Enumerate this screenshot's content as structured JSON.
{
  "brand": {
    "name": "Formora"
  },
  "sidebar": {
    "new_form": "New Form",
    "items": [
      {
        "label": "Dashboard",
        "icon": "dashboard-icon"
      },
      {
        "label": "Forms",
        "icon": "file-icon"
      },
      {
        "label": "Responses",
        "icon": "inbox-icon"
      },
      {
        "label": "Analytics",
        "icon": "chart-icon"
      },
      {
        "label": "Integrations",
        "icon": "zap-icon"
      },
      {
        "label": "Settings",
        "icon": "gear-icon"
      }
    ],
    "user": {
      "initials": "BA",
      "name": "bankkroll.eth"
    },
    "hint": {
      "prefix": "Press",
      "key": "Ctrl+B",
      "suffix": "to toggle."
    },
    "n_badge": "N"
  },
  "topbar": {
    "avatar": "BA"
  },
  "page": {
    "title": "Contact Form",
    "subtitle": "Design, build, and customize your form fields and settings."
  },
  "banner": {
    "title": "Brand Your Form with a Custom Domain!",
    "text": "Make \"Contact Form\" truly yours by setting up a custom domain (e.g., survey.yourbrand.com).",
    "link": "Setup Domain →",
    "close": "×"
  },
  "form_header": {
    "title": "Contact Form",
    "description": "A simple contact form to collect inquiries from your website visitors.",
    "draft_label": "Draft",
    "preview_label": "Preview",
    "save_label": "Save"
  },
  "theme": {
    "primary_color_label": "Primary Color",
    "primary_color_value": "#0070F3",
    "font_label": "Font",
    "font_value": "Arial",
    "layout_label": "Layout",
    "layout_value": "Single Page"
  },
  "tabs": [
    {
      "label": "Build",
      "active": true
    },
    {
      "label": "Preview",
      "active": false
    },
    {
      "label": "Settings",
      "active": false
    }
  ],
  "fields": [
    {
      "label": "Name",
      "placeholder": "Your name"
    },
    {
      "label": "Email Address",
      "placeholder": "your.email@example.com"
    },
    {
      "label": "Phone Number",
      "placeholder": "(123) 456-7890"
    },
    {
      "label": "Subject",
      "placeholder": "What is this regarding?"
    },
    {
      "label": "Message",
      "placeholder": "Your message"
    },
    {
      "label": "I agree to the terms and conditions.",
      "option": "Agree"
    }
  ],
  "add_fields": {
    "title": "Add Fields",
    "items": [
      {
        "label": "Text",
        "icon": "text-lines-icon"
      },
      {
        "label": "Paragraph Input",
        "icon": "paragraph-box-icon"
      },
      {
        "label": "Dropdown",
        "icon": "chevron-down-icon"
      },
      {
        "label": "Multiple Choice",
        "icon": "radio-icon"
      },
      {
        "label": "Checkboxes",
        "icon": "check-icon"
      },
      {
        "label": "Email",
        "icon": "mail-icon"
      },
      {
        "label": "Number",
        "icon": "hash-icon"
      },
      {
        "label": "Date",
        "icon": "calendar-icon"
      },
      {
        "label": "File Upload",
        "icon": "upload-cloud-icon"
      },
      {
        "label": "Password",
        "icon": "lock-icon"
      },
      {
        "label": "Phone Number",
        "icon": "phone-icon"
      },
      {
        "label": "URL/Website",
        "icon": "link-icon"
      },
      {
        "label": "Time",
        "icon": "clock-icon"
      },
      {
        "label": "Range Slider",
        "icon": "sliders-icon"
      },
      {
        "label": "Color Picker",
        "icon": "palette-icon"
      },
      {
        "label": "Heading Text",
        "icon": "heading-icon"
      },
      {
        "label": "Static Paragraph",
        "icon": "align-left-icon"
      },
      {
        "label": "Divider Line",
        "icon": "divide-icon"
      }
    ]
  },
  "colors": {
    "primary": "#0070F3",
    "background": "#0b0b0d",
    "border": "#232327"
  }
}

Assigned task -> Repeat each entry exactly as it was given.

Reply to the exercise ->
Enumerate this screenshot's content as structured JSON.
{
  "brand": {
    "name": "Formora"
  },
  "sidebar": {
    "new_form": "New Form",
    "items": [
      {
        "label": "Dashboard",
        "icon": "dashboard-icon"
      },
      {
        "label": "Forms",
        "icon": "file-icon"
      },
      {
        "label": "Responses",
        "icon": "inbox-icon"
      },
      {
        "label": "Analytics",
        "icon": "chart-icon"
      },
      {
        "label": "Integrations",
        "icon": "zap-icon"
      },
      {
        "label": "Settings",
        "icon": "gear-icon"
      }
    ],
    "user": {
      "initials": "BA",
      "name": "bankkroll.eth"
    },
    "hint": {
      "prefix": "Press",
      "key": "Ctrl+B",
      "suffix": "to toggle."
    },
    "n_badge": "N"
  },
  "topbar": {
    "avatar": "BA"
  },
  "page": {
    "title": "Contact Form",
    "subtitle": "Design, build, and customize your form fields and settings."
  },
  "banner": {
    "title": "Brand Your Form with a Custom Domain!",
    "text": "Make \"Contact Form\" truly yours by setting up a custom domain (e.g., survey.yourbrand.com).",
    "link": "Setup Domain →",
    "close": "×"
  },
  "form_header": {
    "title": "Contact Form",
    "description": "A simple contact form to collect inquiries from your website visitors.",
    "draft_label": "Draft",
    "preview_label": "Preview",
    "save_label": "Save"
  },
  "theme": {
    "primary_color_label": "Primary Color",
    "primary_color_value": "#0070F3",
    "font_label": "Font",
    "font_value": "Arial",
    "layout_label": "Layout",
    "layout_value": "Single Page"
  },
  "tabs": [
    {
      "label": "Build",
      "active": true
    },
    {
      "label": "Preview",
      "active": false
    },
    {
      "label": "Settings",
      "active": false
    }
  ],
  "fields": [
    {
      "label": "Name",
      "placeholder": "Your name"
    },
    {
      "label": "Email Address",
      "placeholder": "your.email@example.com"
    },
    {
      "label": "Phone Number",
      "placeholder": "(123) 456-7890"
    },
    {
      "label": "Subject",
      "placeholder": "What is this regarding?"
    },
    {
      "label": "Message",
      "placeholder": "Your message"
    },
    {
      "label": "I agree to the terms and conditions.",
      "option": "Agree"
    }
  ],
  "add_fields": {
    "title": "Add Fields",
    "items": [
      {
        "label": "Text",
        "icon": "text-lines-icon"
      },
      {
        "label": "Paragraph Input",
        "icon": "paragraph-box-icon"
      },
      {
        "label": "Dropdown",
        "icon": "chevron-down-icon"
      },
      {
        "label": "Multiple Choice",
        "icon": "radio-icon"
      },
      {
        "label": "Checkboxes",
        "icon": "check-icon"
      },
      {
        "label": "Email",
        "icon": "mail-icon"
      },
      {
        "label": "Number",
        "icon": "hash-icon"
      },
      {
        "label": "Date",
        "icon": "calendar-icon"
      },
      {
        "label": "File Upload",
        "icon": "upload-cloud-icon"
      },
      {
        "label": "Password",
        "icon": "lock-icon"
      },
      {
        "label": "Phone Number",
        "icon": "phone-icon"
      },
      {
        "label": "URL/Website",
        "icon": "link-icon"
      },
      {
        "label": "Time",
        "icon": "clock-icon"
      },
      {
        "label": "Range Slider",
        "icon": "sliders-icon"
      },
      {
        "label": "Color Picker",
        "icon": "palette-icon"
      },
      {
        "label": "Heading Text",
        "icon": "heading-icon"
      },
      {
        "label": "Static Paragraph",
        "icon": "align-left-icon"
      },
      {
        "label": "Divider Line",
        "icon": "divide-icon"
      }
    ]
  },
  "colors": {
    "primary": "#0070F3",
    "background": "#0b0b0d",
    "border": "#232327"
  }
}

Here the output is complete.